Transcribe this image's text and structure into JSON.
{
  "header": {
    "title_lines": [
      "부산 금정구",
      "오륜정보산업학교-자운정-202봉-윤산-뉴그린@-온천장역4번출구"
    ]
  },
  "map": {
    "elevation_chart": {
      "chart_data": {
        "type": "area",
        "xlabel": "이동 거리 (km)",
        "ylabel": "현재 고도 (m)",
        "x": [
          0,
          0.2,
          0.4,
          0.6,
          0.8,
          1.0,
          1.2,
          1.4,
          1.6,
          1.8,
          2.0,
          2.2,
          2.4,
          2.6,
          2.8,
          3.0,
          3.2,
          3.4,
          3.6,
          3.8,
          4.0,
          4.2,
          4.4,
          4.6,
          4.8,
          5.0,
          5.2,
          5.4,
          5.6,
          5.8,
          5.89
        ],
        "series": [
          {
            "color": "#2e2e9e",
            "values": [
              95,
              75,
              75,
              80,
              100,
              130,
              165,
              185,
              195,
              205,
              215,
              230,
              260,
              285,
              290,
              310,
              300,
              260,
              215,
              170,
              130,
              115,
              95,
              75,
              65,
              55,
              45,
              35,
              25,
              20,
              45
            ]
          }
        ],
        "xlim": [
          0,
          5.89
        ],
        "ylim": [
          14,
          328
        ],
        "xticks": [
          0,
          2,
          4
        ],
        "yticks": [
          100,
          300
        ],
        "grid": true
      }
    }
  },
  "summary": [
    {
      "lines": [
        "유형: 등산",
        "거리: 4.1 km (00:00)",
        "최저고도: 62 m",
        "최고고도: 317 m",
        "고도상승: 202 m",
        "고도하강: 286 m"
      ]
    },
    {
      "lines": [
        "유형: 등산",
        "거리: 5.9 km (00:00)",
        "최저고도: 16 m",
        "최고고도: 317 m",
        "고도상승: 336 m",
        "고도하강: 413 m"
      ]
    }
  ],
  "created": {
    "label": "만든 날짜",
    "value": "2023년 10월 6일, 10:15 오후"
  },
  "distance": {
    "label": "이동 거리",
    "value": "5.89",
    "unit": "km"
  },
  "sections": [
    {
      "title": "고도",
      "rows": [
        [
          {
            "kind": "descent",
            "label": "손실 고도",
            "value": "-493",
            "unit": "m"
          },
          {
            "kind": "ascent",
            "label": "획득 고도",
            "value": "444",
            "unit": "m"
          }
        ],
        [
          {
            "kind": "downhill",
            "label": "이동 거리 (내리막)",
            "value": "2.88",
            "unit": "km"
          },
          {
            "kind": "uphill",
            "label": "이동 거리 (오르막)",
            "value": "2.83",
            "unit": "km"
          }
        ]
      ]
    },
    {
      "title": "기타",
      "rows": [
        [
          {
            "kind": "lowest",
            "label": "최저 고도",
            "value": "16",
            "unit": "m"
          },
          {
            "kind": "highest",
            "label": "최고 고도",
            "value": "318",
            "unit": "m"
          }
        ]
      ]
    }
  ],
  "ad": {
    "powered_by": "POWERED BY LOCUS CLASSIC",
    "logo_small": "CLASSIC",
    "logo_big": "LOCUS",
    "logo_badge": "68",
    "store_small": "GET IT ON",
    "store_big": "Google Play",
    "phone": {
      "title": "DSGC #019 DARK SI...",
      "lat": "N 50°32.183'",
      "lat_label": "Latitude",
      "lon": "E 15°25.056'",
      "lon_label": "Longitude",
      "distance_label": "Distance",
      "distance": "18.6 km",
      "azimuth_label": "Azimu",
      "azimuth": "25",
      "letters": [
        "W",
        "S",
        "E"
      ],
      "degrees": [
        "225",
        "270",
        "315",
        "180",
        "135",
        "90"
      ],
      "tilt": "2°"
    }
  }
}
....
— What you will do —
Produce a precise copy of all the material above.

— Answer box —
Transcribe this image's text and structure into JSON.
{
  "header": {
    "title_lines": [
      "부산 금정구",
      "오륜정보산업학교-자운정-202봉-윤산-뉴그린@-온천장역4번출구"
    ]
  },
  "map": {
    "elevation_chart": {
      "chart_data": {
        "type": "area",
        "xlabel": "이동 거리 (km)",
        "ylabel": "현재 고도 (m)",
        "x": [
          0,
          0.2,
          0.4,
          0.6,
          0.8,
          1.0,
          1.2,
          1.4,
          1.6,
          1.8,
          2.0,
          2.2,
          2.4,
          2.6,
          2.8,
          3.0,
          3.2,
          3.4,
          3.6,
          3.8,
          4.0,
          4.2,
          4.4,
          4.6,
          4.8,
          5.0,
          5.2,
          5.4,
          5.6,
          5.8,
          5.89
        ],
        "series": [
          {
            "color": "#2e2e9e",
            "values": [
              95,
              75,
              75,
              80,
              100,
              130,
              165,
              185,
              195,
              205,
              215,
              230,
              260,
              285,
              290,
              310,
              300,
              260,
              215,
              170,
              130,
              115,
              95,
              75,
              65,
              55,
              45,
              35,
              25,
              20,
              45
            ]
          }
        ],
        "xlim": [
          0,
          5.89
        ],
        "ylim": [
          14,
          328
        ],
        "xticks": [
          0,
          2,
          4
        ],
        "yticks": [
          100,
          300
        ],
        "grid": true
      }
    }
  },
  "summary": [
    {
      "lines": [
        "유형: 등산",
        "거리: 4.1 km (00:00)",
        "최저고도: 62 m",
        "최고고도: 317 m",
        "고도상승: 202 m",
        "고도하강: 286 m"
      ]
    },
    {
      "lines": [
        "유형: 등산",
        "거리: 5.9 km (00:00)",
        "최저고도: 16 m",
        "최고고도: 317 m",
        "고도상승: 336 m",
        "고도하강: 413 m"
      ]
    }
  ],
  "created": {
    "label": "만든 날짜",
    "value": "2023년 10월 6일, 10:15 오후"
  },
  "distance": {
    "label": "이동 거리",
    "value": "5.89",
    "unit": "km"
  },
  "sections": [
    {
      "title": "고도",
      "rows": [
        [
          {
            "kind": "descent",
            "label": "손실 고도",
            "value": "-493",
            "unit": "m"
          },
          {
            "kind": "ascent",
            "label": "획득 고도",
            "value": "444",
            "unit": "m"
          }
        ],
        [
          {
            "kind": "downhill",
            "label": "이동 거리 (내리막)",
            "value": "2.88",
            "unit": "km"
          },
          {
            "kind": "uphill",
            "label": "이동 거리 (오르막)",
            "value": "2.83",
            "unit": "km"
          }
        ]
      ]
    },
    {
      "title": "기타",
      "rows": [
        [
          {
            "kind": "lowest",
            "label": "최저 고도",
            "value": "16",
            "unit": "m"
          },
          {
            "kind": "highest",
            "label": "최고 고도",
            "value": "318",
            "unit": "m"
          }
        ]
      ]
    }
  ],
  "ad": {
    "powered_by": "POWERED BY LOCUS CLASSIC",
    "logo_small": "CLASSIC",
    "logo_big": "LOCUS",
    "logo_badge": "68",
    "store_small": "GET IT ON",
    "store_big": "Google Play",
    "phone": {
      "title": "DSGC #019 DARK SI...",
      "lat": "N 50°32.183'",
      "lat_label": "Latitude",
      "lon": "E 15°25.056'",
      "lon_label": "Longitude",
      "distance_label": "Distance",
      "distance": "18.6 km",
      "azimuth_label": "Azimu",
      "azimuth": "25",
      "letters": [
        "W",
        "S",
        "E"
      ],
      "degrees": [
        "225",
        "270",
        "315",
        "180",
        "135",
        "90"
      ],
      "tilt": "2°"
    }
  }
}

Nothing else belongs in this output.